■ **Aim of the task**
Go through the data and report each line that holds the string "this".

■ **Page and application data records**
════════

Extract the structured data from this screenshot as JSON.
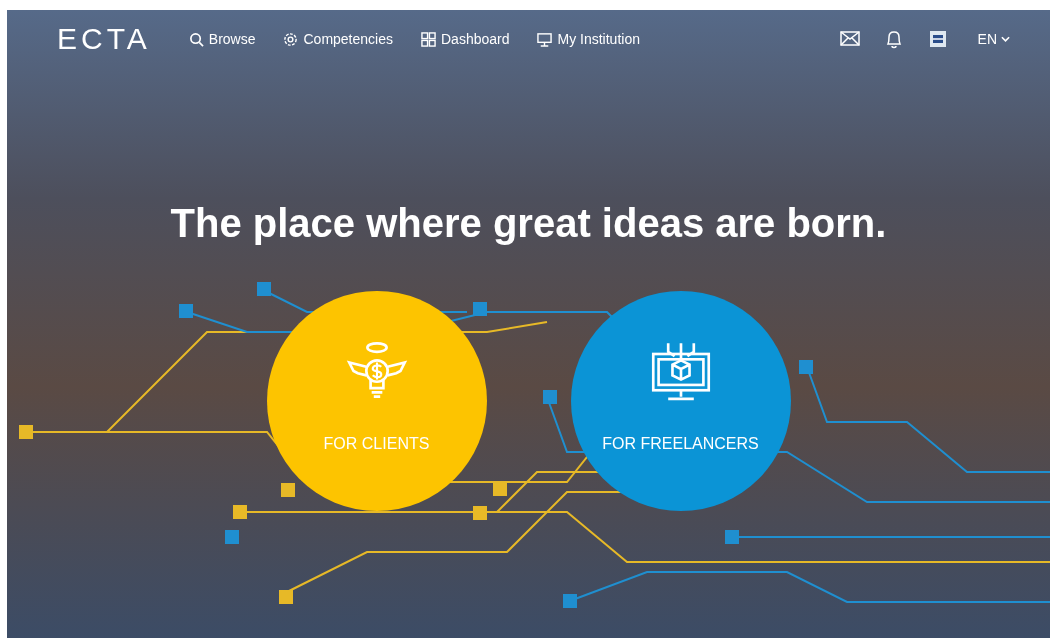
{
  "logo": {
    "text": "ECTA"
  },
  "nav": [
    {
      "label": "Browse",
      "kind": "search"
    },
    {
      "label": "Competencies",
      "kind": "network"
    },
    {
      "label": "Dashboard",
      "kind": "grid"
    },
    {
      "label": "My Institution",
      "kind": "monitor"
    }
  ],
  "actions": [
    {
      "kind": "mail"
    },
    {
      "kind": "bell"
    },
    {
      "kind": "flag"
    }
  ],
  "language": {
    "label": "EN"
  },
  "headline": "The place where great ideas are born.",
  "cards": [
    {
      "label": "FOR CLIENTS",
      "kind": "clients",
      "color": "#fdc400"
    },
    {
      "label": "FOR FREELANCERS",
      "kind": "freelancers",
      "color": "#0b94d6"
    }
  ]
}
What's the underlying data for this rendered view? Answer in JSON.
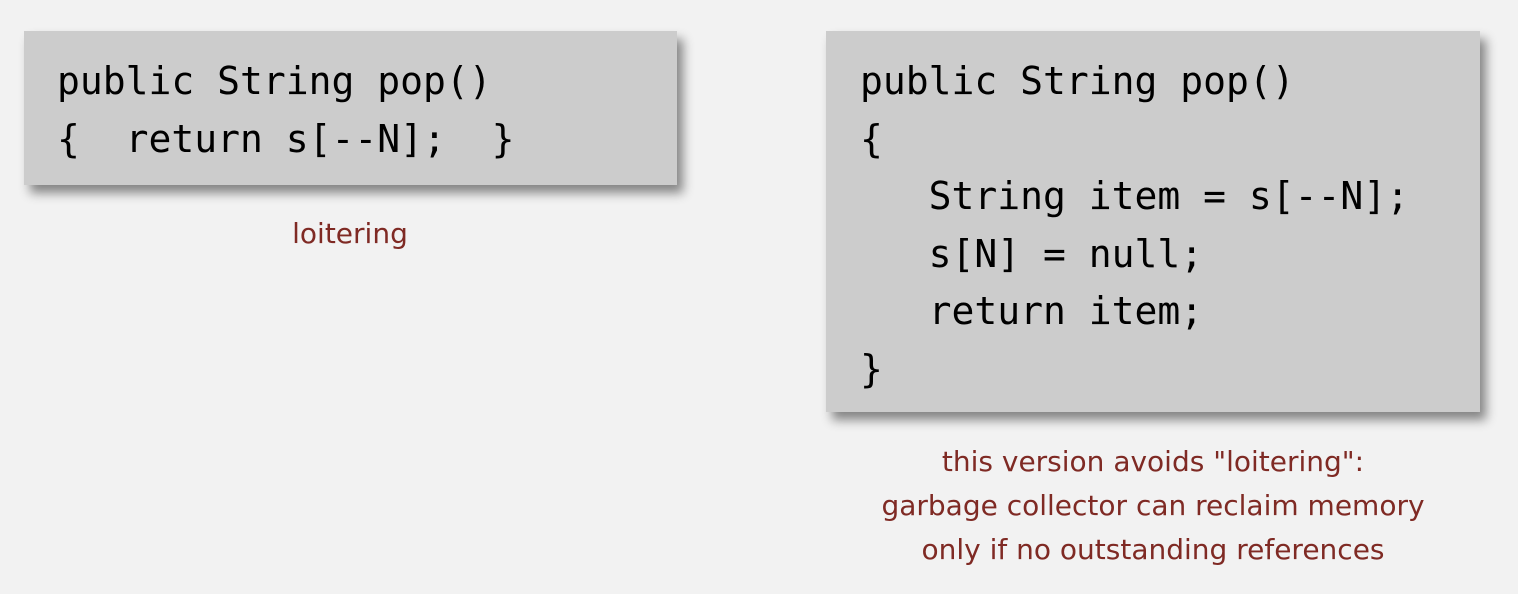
{
  "left_panel": {
    "code_lines": [
      "public String pop()",
      "{  return s[--N];  }"
    ],
    "caption": "loitering"
  },
  "right_panel": {
    "code_lines": [
      "public String pop()",
      "{",
      "   String item = s[--N];",
      "   s[N] = null;",
      "   return item;",
      "}"
    ],
    "caption_lines": [
      "this version avoids \"loitering\":",
      "garbage collector can reclaim memory",
      "only if no outstanding references"
    ]
  },
  "colors": {
    "background": "#f2f2f2",
    "code_box": "#cccccc",
    "caption_text": "#7f2a24",
    "code_text": "#000000"
  }
}
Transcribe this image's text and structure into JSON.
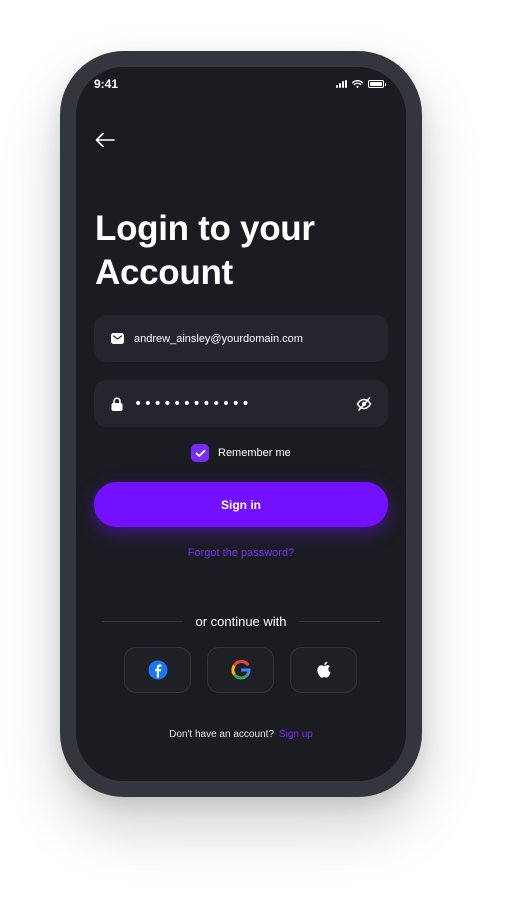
{
  "status_bar": {
    "time": "9:41"
  },
  "header": {
    "title": "Login to your\nAccount"
  },
  "form": {
    "email_value": "andrew_ainsley@yourdomain.com",
    "password_masked": "••••••••••••",
    "remember_label": "Remember me",
    "remember_checked": true,
    "signin_label": "Sign in",
    "forgot_label": "Forgot the password?"
  },
  "social": {
    "divider_label": "or continue with",
    "providers": [
      "facebook-icon",
      "google-icon",
      "apple-icon"
    ]
  },
  "footer": {
    "question": "Don't have an account?",
    "signup_label": "Sign up"
  },
  "colors": {
    "accent": "#7210ff",
    "background": "#1b1c21",
    "field": "#25262d",
    "frame": "#34363d"
  }
}
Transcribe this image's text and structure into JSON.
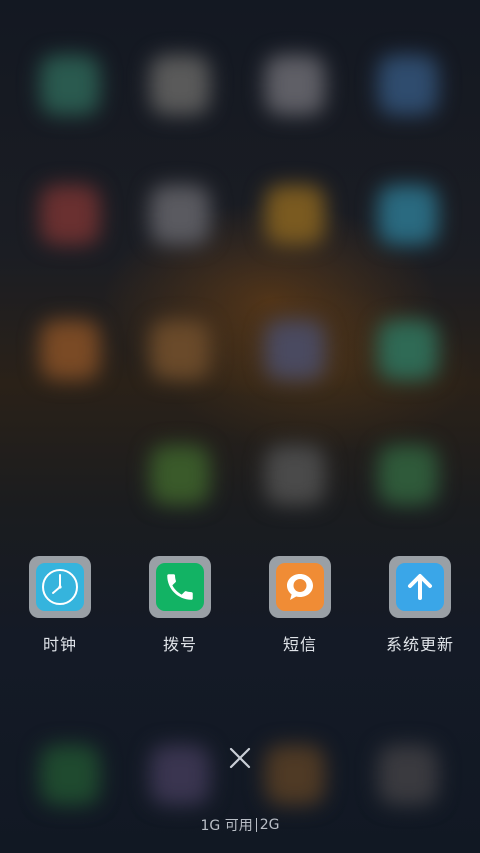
{
  "dock_apps": [
    {
      "label": "时钟",
      "icon": "clock-icon",
      "color": "#35b4dd"
    },
    {
      "label": "拨号",
      "icon": "phone-icon",
      "color": "#12b364"
    },
    {
      "label": "短信",
      "icon": "message-icon",
      "color": "#f08c35"
    },
    {
      "label": "系统更新",
      "icon": "update-arrow-icon",
      "color": "#3aa6e8"
    }
  ],
  "close_icon": "close-icon",
  "memory": {
    "free": "1G 可用",
    "total": "2G"
  },
  "colors": {
    "background": "#151a24",
    "icon_frame": "#9aa0a6",
    "label_text": "#dfe3e8"
  }
}
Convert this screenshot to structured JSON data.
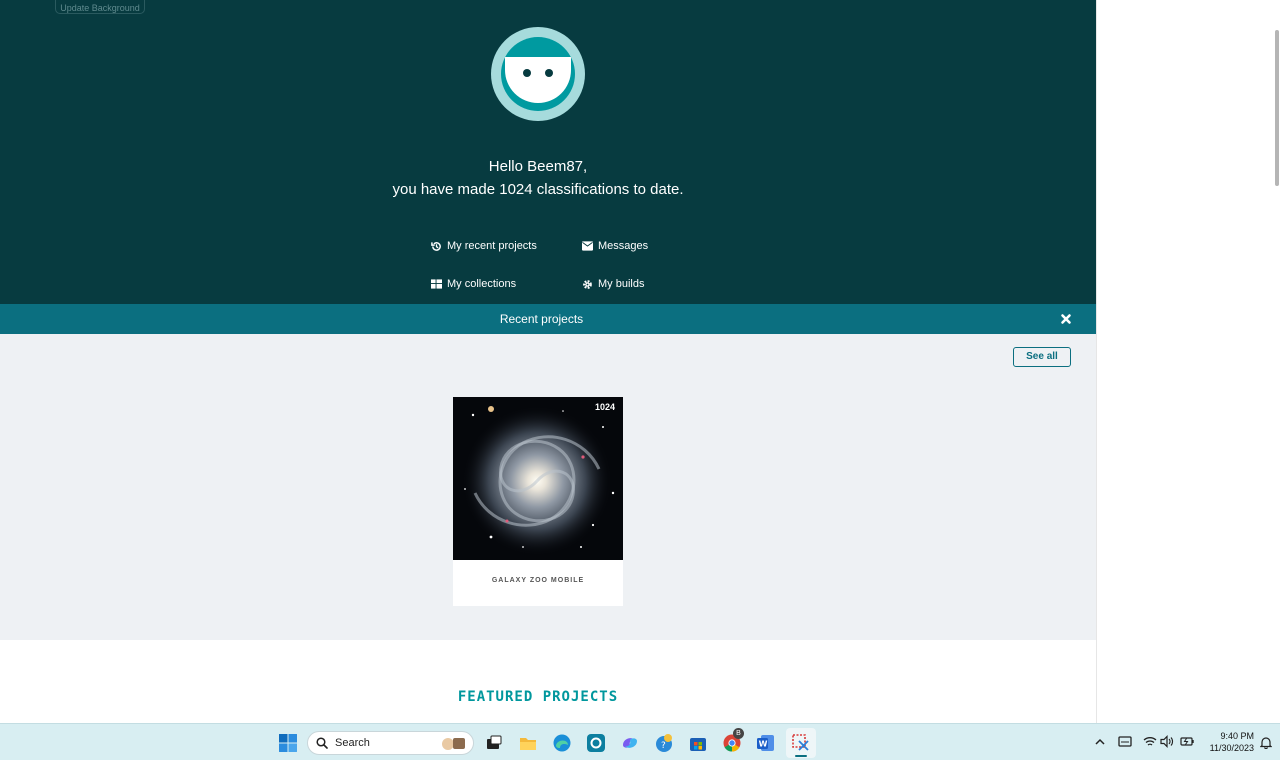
{
  "hero": {
    "background_button_label": "Update Background",
    "greeting_line1": "Hello Beem87,",
    "greeting_line2": "you have made 1024 classifications to date.",
    "links": {
      "recent_projects": "My recent projects",
      "messages": "Messages",
      "collections": "My collections",
      "builds": "My builds"
    }
  },
  "recent": {
    "title": "Recent projects",
    "see_all": "See all",
    "project": {
      "name": "GALAXY ZOO MOBILE",
      "count": "1024"
    }
  },
  "featured": {
    "title": "FEATURED PROJECTS"
  },
  "taskbar": {
    "search_placeholder": "Search",
    "time": "9:40 PM",
    "date": "11/30/2023",
    "chrome_badge": "B"
  },
  "colors": {
    "hero_bg": "#073b40",
    "bar_bg": "#0b6f80",
    "accent": "#00979d",
    "avatar_ring": "#a6dbdc",
    "recent_bg": "#eef1f4"
  }
}
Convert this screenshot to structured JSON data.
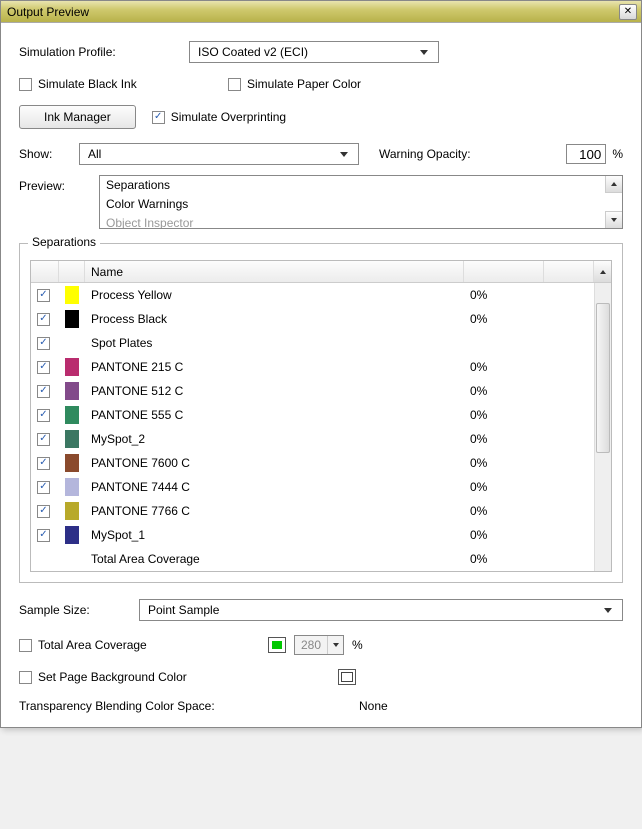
{
  "window": {
    "title": "Output Preview"
  },
  "simProfile": {
    "label": "Simulation Profile:",
    "value": "ISO Coated v2 (ECI)"
  },
  "simBlackInk": {
    "label": "Simulate Black Ink",
    "checked": false
  },
  "simPaperColor": {
    "label": "Simulate Paper Color",
    "checked": false
  },
  "inkManager": {
    "label": "Ink Manager"
  },
  "simOverprinting": {
    "label": "Simulate Overprinting",
    "checked": true
  },
  "show": {
    "label": "Show:",
    "value": "All"
  },
  "warningOpacity": {
    "label": "Warning Opacity:",
    "value": "100",
    "suffix": "%"
  },
  "preview": {
    "label": "Preview:",
    "items": [
      "Separations",
      "Color Warnings",
      "Object Inspector"
    ]
  },
  "separations": {
    "group_title": "Separations",
    "header_name": "Name",
    "rows": [
      {
        "checked": true,
        "color": "#ffff00",
        "name": "Process Yellow",
        "value": "0%"
      },
      {
        "checked": true,
        "color": "#000000",
        "name": "Process Black",
        "value": "0%"
      },
      {
        "checked": true,
        "color": "",
        "name": "Spot Plates",
        "value": ""
      },
      {
        "checked": true,
        "color": "#b92c6e",
        "name": "PANTONE 215 C",
        "value": "0%"
      },
      {
        "checked": true,
        "color": "#824a8a",
        "name": "PANTONE 512 C",
        "value": "0%"
      },
      {
        "checked": true,
        "color": "#2f8a5e",
        "name": "PANTONE 555 C",
        "value": "0%"
      },
      {
        "checked": true,
        "color": "#3b7762",
        "name": "MySpot_2",
        "value": "0%"
      },
      {
        "checked": true,
        "color": "#8a4a2d",
        "name": "PANTONE 7600 C",
        "value": "0%"
      },
      {
        "checked": true,
        "color": "#b4b6dc",
        "name": "PANTONE 7444 C",
        "value": "0%"
      },
      {
        "checked": true,
        "color": "#b8a92a",
        "name": "PANTONE 7766 C",
        "value": "0%"
      },
      {
        "checked": true,
        "color": "#2d2f87",
        "name": "MySpot_1",
        "value": "0%"
      },
      {
        "checked": false,
        "color": "",
        "name": "Total Area Coverage",
        "value": "0%",
        "nocheck": true
      }
    ]
  },
  "sampleSize": {
    "label": "Sample Size:",
    "value": "Point Sample"
  },
  "totalAreaCoverage": {
    "label": "Total Area Coverage",
    "checked": false,
    "color": "#00c800",
    "value": "280",
    "suffix": "%"
  },
  "setPageBg": {
    "label": "Set Page Background Color",
    "checked": false
  },
  "transparency": {
    "label": "Transparency Blending Color Space:",
    "value": "None"
  }
}
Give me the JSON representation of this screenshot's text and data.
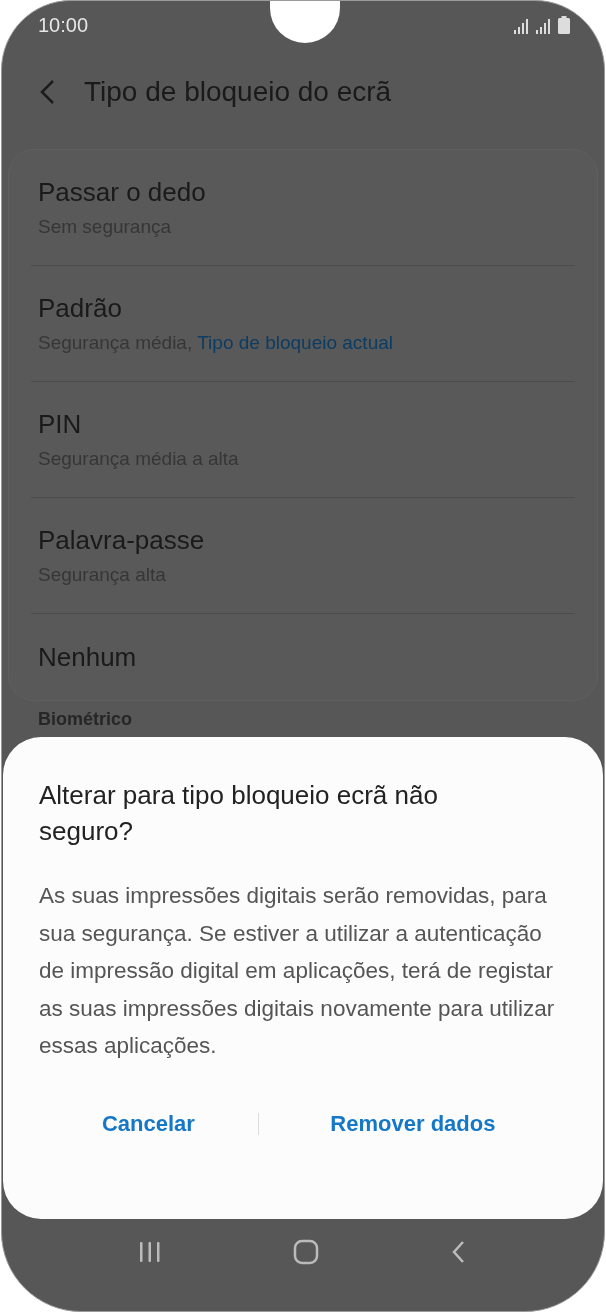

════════

■ **Task response**
Extract the structured data from this screenshot as JSON.
What's the underlying data for this rendered view? Answer in JSON.
      "this version avoids \"loitering\":",
Transcribe this image's text and structure into JSON.
Transcribe this image's text and structure into JSON.
Convert this screenshot to structured JSON data.
Convert this screenshot to structured JSON data.
Give me the JSON representation of this screenshot's text and data.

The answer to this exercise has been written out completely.